California Northstate University
- Appointment period: 4/1/2009 to 8/31/2009
- Award: California Breast Cancer Research Program (CBCRP) Postdoctoral Fellowship #15FB-0109 entitled "The Control of BRCA2 Mediated Homologous Recombination"
The Role of DNA Polymerases Delta (δ) and Zeta (ζ) in Homologous Recombination in Humans
Hypothesis and Specific Aims
The development of cancer is dependent on multiple mutagenic events caused by DNA damage and defects in DNA replication. The efficient repair of DNA damage is essential in maintaining genome stability and preventing tumor formation. Homologous recombination is a DNA repair pathway involved in dealing with types of DNA damage that are particularly germane in cancer treatment including damage induced by ionizing radiation, interstrand crosslinking agents, and topoisomerase inhibitors. I propose to determine which human DNA polymerases are involved in homologous recombination. Specifically, the extension of heteroduplex DNA by DNA polymerase ζ and/or δ in preformed D-loop or during reconstituted recombination reactions will be examined. Particular attention will be paid to whether both polymerases function together possibly in a coordinated hand-off orchestrated by PCNA/RFC.
Background and Significance

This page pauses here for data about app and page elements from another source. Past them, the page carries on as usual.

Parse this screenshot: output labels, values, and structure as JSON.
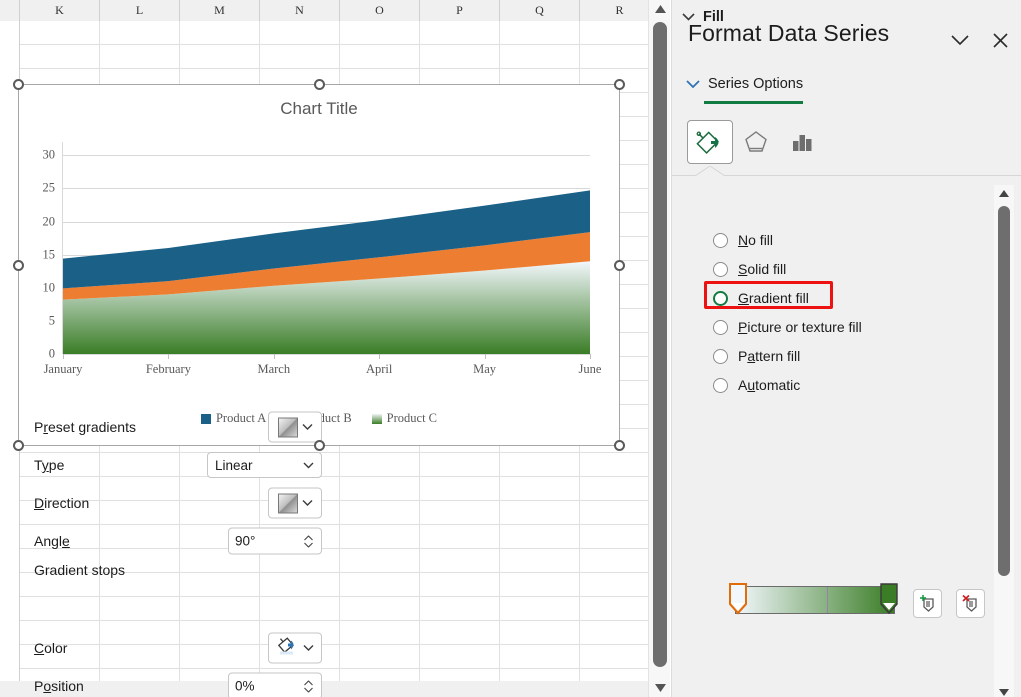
{
  "spreadsheet": {
    "columns": [
      "K",
      "L",
      "M",
      "N",
      "O",
      "P",
      "Q",
      "R"
    ]
  },
  "chart": {
    "title": "Chart Title",
    "handle_name": "selection-handle"
  },
  "chart_data": {
    "type": "area",
    "title": "Chart Title",
    "xlabel": "",
    "ylabel": "",
    "categories": [
      "January",
      "February",
      "March",
      "April",
      "May",
      "June"
    ],
    "yticks": [
      0,
      5,
      10,
      15,
      20,
      25,
      30
    ],
    "ylim": [
      0,
      32
    ],
    "grid": true,
    "legend": "bottom",
    "stacked": true,
    "series": [
      {
        "name": "Product A",
        "color": "#1A6087",
        "values": [
          4.5,
          5.0,
          5.3,
          5.6,
          6.0,
          6.3
        ]
      },
      {
        "name": "Product B",
        "color": "#ED7D31",
        "values": [
          1.7,
          2.0,
          2.6,
          3.2,
          3.8,
          4.4
        ]
      },
      {
        "name": "Product C",
        "color": "#4E9A35",
        "values": [
          8.2,
          9.0,
          10.3,
          11.4,
          12.6,
          14.0
        ]
      }
    ],
    "series_totals": [
      14.4,
      16.0,
      18.2,
      20.2,
      22.4,
      24.7
    ]
  },
  "pane": {
    "title": "Format Data Series",
    "collapse_icon": "chevron-down-icon",
    "close_icon": "close-icon",
    "section_label": "Series Options",
    "accent_color": "#107C41",
    "tabs": [
      {
        "name": "fill-and-line",
        "icon": "paint-bucket-icon",
        "active": true
      },
      {
        "name": "effects",
        "icon": "pentagon-icon",
        "active": false
      },
      {
        "name": "series-options",
        "icon": "bar-chart-icon",
        "active": false
      }
    ],
    "fill": {
      "header": "Fill",
      "options": [
        {
          "label": "No fill",
          "accel": "N",
          "selected": false
        },
        {
          "label": "Solid fill",
          "accel": "S",
          "selected": false
        },
        {
          "label": "Gradient fill",
          "accel": "G",
          "selected": true
        },
        {
          "label": "Picture or texture fill",
          "accel": "P",
          "selected": false
        },
        {
          "label": "Pattern fill",
          "accel": "a",
          "selected": false
        },
        {
          "label": "Automatic",
          "accel": "u",
          "selected": false
        }
      ],
      "highlight_color": "#EE1111",
      "controls": {
        "preset_gradients_label": "Preset gradients",
        "preset_gradients_accel": "r",
        "type_label": "Type",
        "type_accel": "y",
        "type_value": "Linear",
        "direction_label": "Direction",
        "direction_accel": "D",
        "angle_label": "Angle",
        "angle_accel": "e",
        "angle_value": "90°",
        "gradient_stops_label": "Gradient stops",
        "add_stop_icon": "add-gradient-stop-icon",
        "remove_stop_icon": "remove-gradient-stop-icon",
        "color_label": "Color",
        "color_accel": "C",
        "color_icon": "fill-color-icon",
        "position_label": "Position",
        "position_accel": "o",
        "position_value": "0%"
      },
      "gradient_stops": [
        {
          "position": "0%",
          "color": "#F2F7FC",
          "selected": true
        },
        {
          "position": "100%",
          "color": "#3A7D26",
          "selected": false
        }
      ]
    }
  }
}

DNA is damaged by a variety of endogenous (e.g. reactive oxygen species) and environmental (e.g. UV and ionizing radiation) agents (Lindahl 1993). The preservation of genome stability is dependent on the repair of DNA damage by DNA maintenance mechanisms, which include nucleotide- and base-excision repair, mismatch repair, non-homologous end-joining (NHEJ) and homologous recombination (HR) (Hoeijmakers 2001; Friedberg et al. 2005). HR functions in the template-dependent, high-fidelity repair of DNA single-stranded gaps, DNA double-strand breaks (DSBs), stalled/broken replication forks and interstrand crosslinks (ICLs). The mechanism of the repair of DSBs by HR is critical since a single unrepaired DSB is lethal (Bennett et al. 1993). Eukaryotes contain many repetitive elements that can lead to genome rearrangements when recombination occurs between them (Britten and Kohne 1968; Szankasi et al. 1986; Rothstein et al. 1987). Controlling HR in the human genome, which features a variety of repeats, is especially important given the fact that recombination between repetitive elements has been implicated in genomic instability associated with disease (Strout et al. 1998; Nakaya et al. 2004).

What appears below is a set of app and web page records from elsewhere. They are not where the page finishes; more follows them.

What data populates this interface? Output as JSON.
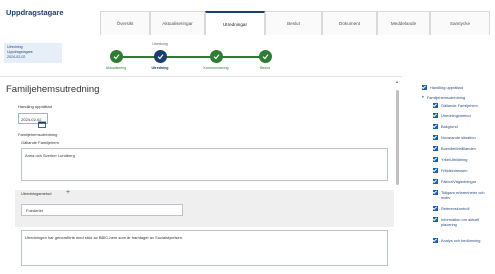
{
  "app_title": "Uppdragstagare",
  "tabs": [
    {
      "label": "Översikt"
    },
    {
      "label": "Aktualiseringar"
    },
    {
      "label": "Utredningar"
    },
    {
      "label": "Beslut"
    },
    {
      "label": "Dokument"
    },
    {
      "label": "Meddelande"
    },
    {
      "label": "Samtycke"
    }
  ],
  "case_info": {
    "line1": "Utredning",
    "line2": "Uppdragstagare",
    "line3": "2024-02-02"
  },
  "stepper": {
    "caption": "Utredning",
    "steps": [
      {
        "label": "Aktualisering"
      },
      {
        "label": "Utredning"
      },
      {
        "label": "Kommunicering"
      },
      {
        "label": "Beslut"
      }
    ]
  },
  "form": {
    "title": "Familjehemsutredning",
    "date_label": "Handling upprättad",
    "date_value": "2024-02-02",
    "family_section_label": "Familjehemsutredning",
    "family_label": "Gällande Familjehem",
    "family_value": "Anna och Sverker Lundberg",
    "method_label": "Utredningsmetod",
    "method_value": "Foederler",
    "description_value": "Utredningen har genomförts med stöd av BBIC-hem som är framtaget av Socialstyrelsen."
  },
  "sidebar": {
    "items": [
      {
        "label": "Handling upprättad",
        "type": "checkbox"
      },
      {
        "label": "Familjehemsutredning",
        "type": "group"
      },
      {
        "label": "Gällande Familjehem",
        "type": "checkbox"
      },
      {
        "label": "Utredningsmetod",
        "type": "checkbox"
      },
      {
        "label": "Bakgrund",
        "type": "checkbox"
      },
      {
        "label": "Nuvarande situation",
        "type": "checkbox"
      },
      {
        "label": "Boendeförhållanden",
        "type": "checkbox"
      },
      {
        "label": "Yrke/Utbildning",
        "type": "checkbox"
      },
      {
        "label": "Fritidsintressen",
        "type": "checkbox"
      },
      {
        "label": "Fäktor/Vägledningar",
        "type": "checkbox"
      },
      {
        "label": "Tidigare erfarenheter och motiv",
        "type": "checkbox"
      },
      {
        "label": "Referenskontroll",
        "type": "checkbox"
      },
      {
        "label": "Information om aktuell placering",
        "type": "checkbox"
      },
      {
        "label": "Analys och bedömning",
        "type": "checkbox"
      }
    ]
  },
  "colors": {
    "brand": "#1d3d6b",
    "step_done": "#2e7d32",
    "checkbox": "#1d5fa8"
  }
}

The initial steps of HR following a DSB are DNA strand invasion of a homologous sequence, followed by extension of heteroduplex DNA by DNA polymerases (Li and Heyer 2008). DNA strand invasion is mediated by the eukaryotic recombinase Rad51 in conjunction with other cofactors including the breast cancer tumor suppressor protein BRCA2 (Sung 1994; Wooster et al. 1995; Sharan et al. 1997; Chen et al. 1998; Marmorstein et al. 1998). Following strand invasion, recent evidence has suggested the translesion polymerase, Pol η, can extend heteroduplex DNA in vitro and in vivo (Kawamoto et al. 2005; McIlwraith et al. 2005). Surprisingly, Pol δ was shown not to extend heteroduplex DNA in vitro despite extensive genetic evidence supporting a role in HR (Giot et al. 1997; Maloisel et al. 2008). In addition, it has been proposed that Pol η and Pol δ are not the only DNA polymerases that can extend heteroduplex DNA (Rattray and Strathern 2005). Recently the low-fidelity translesion polymerase Pol ζ, composed of the REV3/REV7 heterodimer, was shown to be involved in DSB repair associated mutagenesis (Rattray et al. 2002) and extension of 3’ oligonucleotides with or without a mismatch (Yuan et al. 2000; Guo et al. 2001). Pol ζ was first discovered in 1971 (Lemontt 1971) and latter found to be a B-family DNA polymerase (Morrison et al. 1989; Nelson et al. 1996), which is highly conserved in many eukaryotes (Zhu and Zhang 2003). Although the precise role of Pol ζ in DSB repair remains unclear, more evidence is suggesting a role for Pol ζ in genome stability and possibly as a tumor suppressor (Brondello et al. 2008). Loss of the catalytic subunit of pol ζ, REV3, in mice leads to embryonic lethality with the cells showing an increase in DSBs and chromosome aberrations suggesting a critical role in genome stability during development (Bemark et al. 2000; Esposito et al. 2000; Wittschieben et al. 2000; Van Sloun et al. 2002). Cells that lack REV3 are sensitive to DNA damaging agents such as UV and IR, have reduced gene targeting that signals a decrease in HR, increased genome instability, increased translocations and are synthetically lethal with mutants in the RAD54 HR protein (Sakamoto et al. 2003; Sonoda et al. 2003; Lin et al. 2006; Wittschieben et al. 2006). Taken together these results suggest an intimate link between RAD51/BRCA2 HR and the polymerase function of Pol ζ.